→ **What you need to do**
Out of the lines below, please list those that hold the string "BREAKING".

[Element data from apps and pages]
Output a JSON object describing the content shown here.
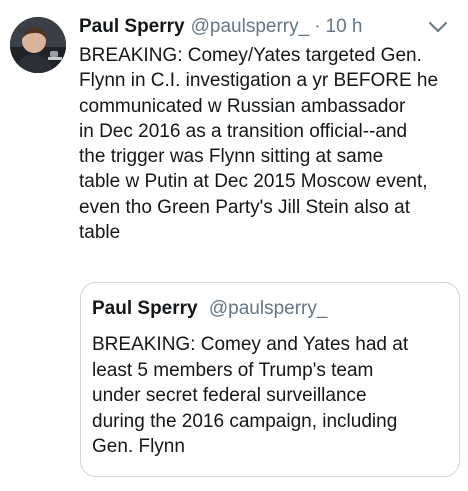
{
  "tweet": {
    "author_name": "Paul Sperry",
    "author_handle": "@paulsperry_",
    "separator": "·",
    "time": "10 h",
    "body_lines": [
      "BREAKING: Comey/Yates targeted Gen.",
      "Flynn in C.I. investigation a yr BEFORE he",
      "communicated w Russian ambassador",
      "in Dec 2016 as a transition official--and",
      "the trigger was Flynn sitting at same",
      "table w Putin at Dec 2015 Moscow event,",
      "even tho Green Party's Jill Stein also at",
      "table"
    ],
    "menu_icon": "chevron-down-icon"
  },
  "quoted_tweet": {
    "author_name": "Paul Sperry",
    "author_handle": "@paulsperry_",
    "body_lines": [
      "BREAKING: Comey and Yates had at",
      "least 5 members of Trump's team",
      "under secret federal surveillance",
      "during the 2016 campaign, including",
      "Gen. Flynn"
    ]
  },
  "colors": {
    "text": "#14171a",
    "secondary": "#657786",
    "border": "#ccd6dd"
  }
}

→ **Result of the exercise**
      "BREAKING: Comey/Yates targeted Gen.",
      "BREAKING: Comey and Yates had at",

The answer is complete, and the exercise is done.